__INFORMATION GIVEN__:
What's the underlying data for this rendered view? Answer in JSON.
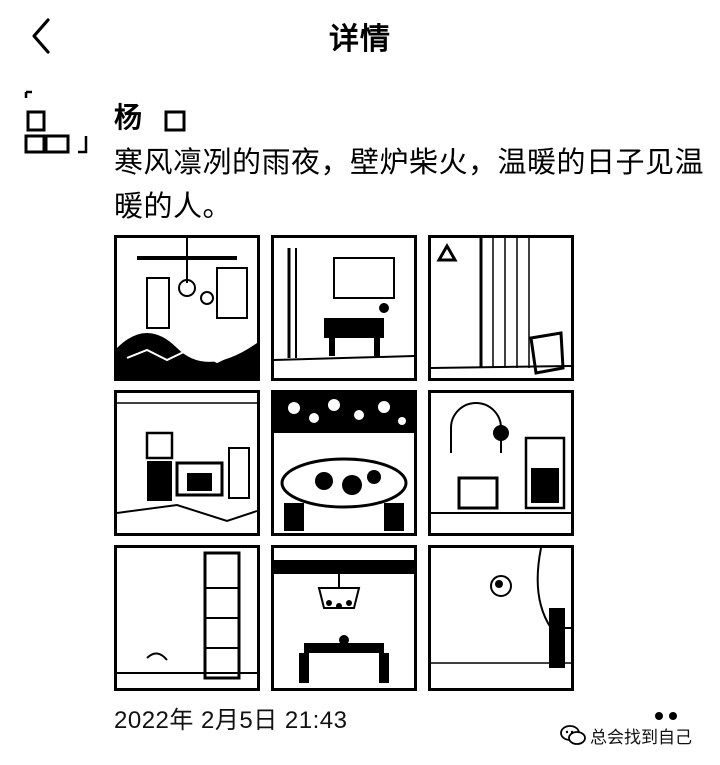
{
  "header": {
    "title": "详情"
  },
  "post": {
    "author": "杨",
    "text": "寒风凛冽的雨夜，壁炉柴火，温暖的日子见温暖的人。",
    "timestamp": "2022年 2月5日 21:43",
    "photos": [
      {
        "label": "living room with chandelier"
      },
      {
        "label": "living room with sofa and windows"
      },
      {
        "label": "room with curtains and rocking chair"
      },
      {
        "label": "fireplace corner"
      },
      {
        "label": "dining table with flowers"
      },
      {
        "label": "room with arched mirror"
      },
      {
        "label": "hallway with shelf"
      },
      {
        "label": "dining room with chandelier"
      },
      {
        "label": "white room with hanging decor"
      }
    ]
  },
  "watermark": {
    "text": "总会找到自己"
  }
}
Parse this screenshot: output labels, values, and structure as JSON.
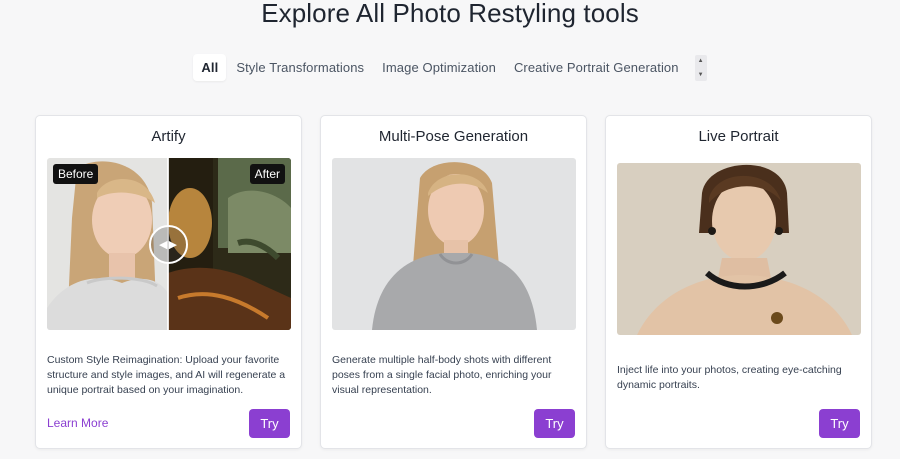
{
  "header": {
    "title": "Explore All Photo Restyling tools"
  },
  "tabs": [
    {
      "label": "All",
      "active": true
    },
    {
      "label": "Style Transformations",
      "active": false
    },
    {
      "label": "Image Optimization",
      "active": false
    },
    {
      "label": "Creative Portrait Generation",
      "active": false
    }
  ],
  "colors": {
    "accent": "#8b3fd1",
    "background": "#f7f7f8"
  },
  "cards": [
    {
      "title": "Artify",
      "before_label": "Before",
      "after_label": "After",
      "description": "Custom Style Reimagination: Upload your favorite structure and style images, and AI will regenerate a unique portrait based on your imagination.",
      "learn_more": "Learn More",
      "try_label": "Try"
    },
    {
      "title": "Multi-Pose Generation",
      "description": "Generate multiple half-body shots with different poses from a single facial photo, enriching your visual representation.",
      "try_label": "Try"
    },
    {
      "title": "Live Portrait",
      "description": "Inject life into your photos, creating eye-catching dynamic portraits.",
      "try_label": "Try"
    }
  ]
}
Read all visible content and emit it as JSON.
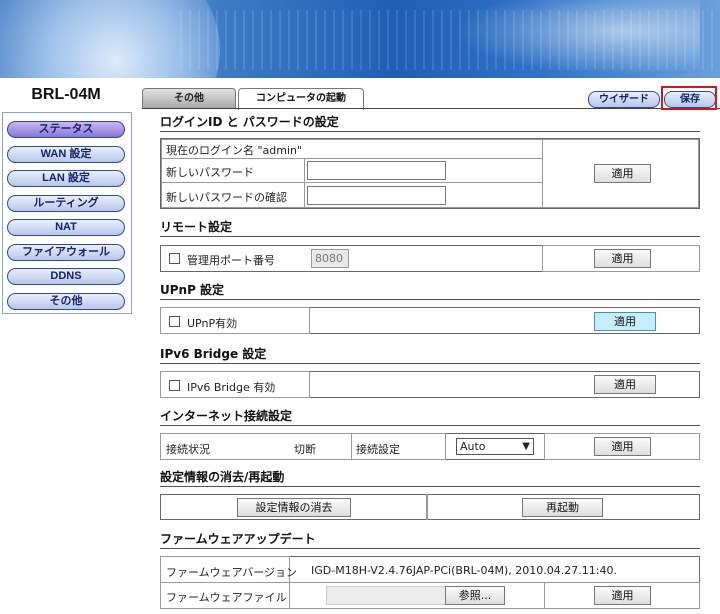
{
  "sidebar": {
    "model": "BRL-04M",
    "items": [
      {
        "label": "ステータス"
      },
      {
        "label": "WAN 設定"
      },
      {
        "label": "LAN 設定"
      },
      {
        "label": "ルーティング"
      },
      {
        "label": "NAT"
      },
      {
        "label": "ファイアウォール"
      },
      {
        "label": "DDNS"
      },
      {
        "label": "その他"
      }
    ]
  },
  "tabs": [
    {
      "label": "その他"
    },
    {
      "label": "コンピュータの起動"
    }
  ],
  "toolbar": {
    "wizard_label": "ウイザード",
    "save_label": "保存"
  },
  "login": {
    "title": "ログインID と パスワードの設定",
    "current_user": "現在のログイン名 \"admin\"",
    "new_password_label": "新しいパスワード",
    "confirm_password_label": "新しいパスワードの確認",
    "new_password_value": "",
    "confirm_password_value": "",
    "apply": "適用"
  },
  "remote": {
    "title": "リモート設定",
    "port_label": "管理用ポート番号",
    "port_value": "8080",
    "apply": "適用"
  },
  "upnp": {
    "title": "UPnP 設定",
    "enable_label": "UPnP有効",
    "apply": "適用"
  },
  "ipv6": {
    "title": "IPv6 Bridge 設定",
    "enable_label": "IPv6 Bridge 有効",
    "apply": "適用"
  },
  "internet": {
    "title": "インターネット接続設定",
    "status_label": "接続状況",
    "status_value": "切断",
    "mode_label": "接続設定",
    "mode_value": "Auto",
    "apply": "適用"
  },
  "reset": {
    "title": "設定情報の消去/再起動",
    "clear_label": "設定情報の消去",
    "reboot_label": "再起動"
  },
  "firmware": {
    "title": "ファームウェアアップデート",
    "version_label": "ファームウェアバージョン",
    "version_value": "IGD-M18H-V2.4.76JAP-PCi(BRL-04M), 2010.04.27.11:40.",
    "file_label": "ファームウェアファイル",
    "browse_label": "参照...",
    "apply": "適用"
  }
}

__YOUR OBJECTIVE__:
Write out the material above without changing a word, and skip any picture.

__ANSWER AREA__:
What's the underlying data for this rendered view? Answer in JSON.
{
  "header": {
    "title": "详情"
  },
  "post": {
    "author": "杨",
    "text": "寒风凛冽的雨夜，壁炉柴火，温暖的日子见温暖的人。",
    "timestamp": "2022年 2月5日 21:43",
    "photos": [
      {
        "label": "living room with chandelier"
      },
      {
        "label": "living room with sofa and windows"
      },
      {
        "label": "room with curtains and rocking chair"
      },
      {
        "label": "fireplace corner"
      },
      {
        "label": "dining table with flowers"
      },
      {
        "label": "room with arched mirror"
      },
      {
        "label": "hallway with shelf"
      },
      {
        "label": "dining room with chandelier"
      },
      {
        "label": "white room with hanging decor"
      }
    ]
  },
  "watermark": {
    "text": "总会找到自己"
  }
}
Parse this screenshot: output labels, values, and structure as JSON.
{
  "header": {
    "title": "Explore All Photo Restyling tools"
  },
  "tabs": [
    {
      "label": "All",
      "active": true
    },
    {
      "label": "Style Transformations",
      "active": false
    },
    {
      "label": "Image Optimization",
      "active": false
    },
    {
      "label": "Creative Portrait Generation",
      "active": false
    }
  ],
  "colors": {
    "accent": "#8b3fd1",
    "background": "#f7f7f8"
  },
  "cards": [
    {
      "title": "Artify",
      "before_label": "Before",
      "after_label": "After",
      "description": "Custom Style Reimagination: Upload your favorite structure and style images, and AI will regenerate a unique portrait based on your imagination.",
      "learn_more": "Learn More",
      "try_label": "Try"
    },
    {
      "title": "Multi-Pose Generation",
      "description": "Generate multiple half-body shots with different poses from a single facial photo, enriching your visual representation.",
      "try_label": "Try"
    },
    {
      "title": "Live Portrait",
      "description": "Inject life into your photos, creating eye-catching dynamic portraits.",
      "try_label": "Try"
    }
  ]
}
Read all visible content and emit it as JSON.
{
  "sidebar": {
    "model": "BRL-04M",
    "items": [
      {
        "label": "ステータス"
      },
      {
        "label": "WAN 設定"
      },
      {
        "label": "LAN 設定"
      },
      {
        "label": "ルーティング"
      },
      {
        "label": "NAT"
      },
      {
        "label": "ファイアウォール"
      },
      {
        "label": "DDNS"
      },
      {
        "label": "その他"
      }
    ]
  },
  "tabs": [
    {
      "label": "その他"
    },
    {
      "label": "コンピュータの起動"
    }
  ],
  "toolbar": {
    "wizard_label": "ウイザード",
    "save_label": "保存"
  },
  "login": {
    "title": "ログインID と パスワードの設定",
    "current_user": "現在のログイン名 \"admin\"",
    "new_password_label": "新しいパスワード",
    "confirm_password_label": "新しいパスワードの確認",
    "new_password_value": "",
    "confirm_password_value": "",
    "apply": "適用"
  },
  "remote": {
    "title": "リモート設定",
    "port_label": "管理用ポート番号",
    "port_value": "8080",
    "apply": "適用"
  },
  "upnp": {
    "title": "UPnP 設定",
    "enable_label": "UPnP有効",
    "apply": "適用"
  },
  "ipv6": {
    "title": "IPv6 Bridge 設定",
    "enable_label": "IPv6 Bridge 有効",
    "apply": "適用"
  },
  "internet": {
    "title": "インターネット接続設定",
    "status_label": "接続状況",
    "status_value": "切断",
    "mode_label": "接続設定",
    "mode_value": "Auto",
    "apply": "適用"
  },
  "reset": {
    "title": "設定情報の消去/再起動",
    "clear_label": "設定情報の消去",
    "reboot_label": "再起動"
  },
  "firmware": {
    "title": "ファームウェアアップデート",
    "version_label": "ファームウェアバージョン",
    "version_value": "IGD-M18H-V2.4.76JAP-PCi(BRL-04M), 2010.04.27.11:40.",
    "file_label": "ファームウェアファイル",
    "browse_label": "参照...",
    "apply": "適用"
  }
}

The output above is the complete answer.